ECQ, the strictest quarantine level in the Philippines, set to be implemented in NCR Plus for a one-week period, from March 29 to April 4, covering the the observance of Holy Week in this predominantly Catholic country.
Dr Anna Ong-Lim, a member of HPAAC, said experts earlier urged the government to impose a stricter quarantine level for a “minimum of one week” to minimize the lockdown’s impact on the Philippines’ slowly recovering economy.
When asked if it is reasonable to implement a 14-day lockdown, citing the incubation period of the virus, Ong-Lim agreed that this would have been a better length of time. “14 days is quite reasonable,” Ong-Lim said. “What’s working right now is minimum of 7 days so that implies there’s the option to extend this at some point.”
“But hopefully when we get by the end of the week, there will have been significant improvements so we won’t have to extend,” she added.
HPAAC also offered the following recommendations to “future-proof” the government’s response to COVID-19:
- Expansion of the One Hospital Command Center into a One COVID-19 referral network
- Integrated response from contact tracing, testing, isolation, and treatment,
- Fair and efficient vaccine rollout, which would make non-priority individuals who had been inoculated held accountable
- Government efforts to ensure enough public transportation supply
- Financial aid for people affected by the lockdown
On an integrated contact tracing scheme, Dr Aileen Espina agreed that it would be difficult to do it in the middle of this surge.
“I agree it’s too late for us for this surge,” Espina said.
But she added that the government could still put an integrated contact tracing system for possible spikes in the future. This system, she said, should integrate data from consultation, health records, laboratory records, contact tracing and up to admission in the hospital.
She also reiterated calls for a central repository of data from contact tracing apps so that the data team at the Inter-Agency Task Force will be able to crunch it and make data-driven actions.
“We are future-proofing our COVID response so this surge will not happen again in the coming days,” Espina said. “It is not too late for us to put this thing in place.”

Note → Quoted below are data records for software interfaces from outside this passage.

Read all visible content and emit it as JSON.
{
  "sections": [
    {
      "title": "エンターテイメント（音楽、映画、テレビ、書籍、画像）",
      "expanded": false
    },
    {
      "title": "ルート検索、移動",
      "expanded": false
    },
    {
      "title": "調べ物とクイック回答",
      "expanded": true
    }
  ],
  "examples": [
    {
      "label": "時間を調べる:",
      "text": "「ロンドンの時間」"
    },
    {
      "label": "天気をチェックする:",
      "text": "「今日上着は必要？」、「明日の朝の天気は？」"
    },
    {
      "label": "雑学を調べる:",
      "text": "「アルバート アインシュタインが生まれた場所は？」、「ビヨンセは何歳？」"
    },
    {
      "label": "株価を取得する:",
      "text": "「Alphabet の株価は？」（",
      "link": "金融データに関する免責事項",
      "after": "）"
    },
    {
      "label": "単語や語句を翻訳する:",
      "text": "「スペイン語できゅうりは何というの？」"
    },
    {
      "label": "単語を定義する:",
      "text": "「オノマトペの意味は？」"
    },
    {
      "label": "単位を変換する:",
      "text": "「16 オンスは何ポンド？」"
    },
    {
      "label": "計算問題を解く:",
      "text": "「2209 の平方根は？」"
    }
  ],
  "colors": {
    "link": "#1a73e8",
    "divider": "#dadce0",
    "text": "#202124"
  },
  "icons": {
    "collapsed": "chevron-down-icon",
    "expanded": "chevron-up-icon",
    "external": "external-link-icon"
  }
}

On Saturday, the Philippines logged a record 118,122 active COVID-19 cases, with over 9,500 new cases.
For 10 straight days, the country has been tallying over 5,000 new cases. – Rappler.com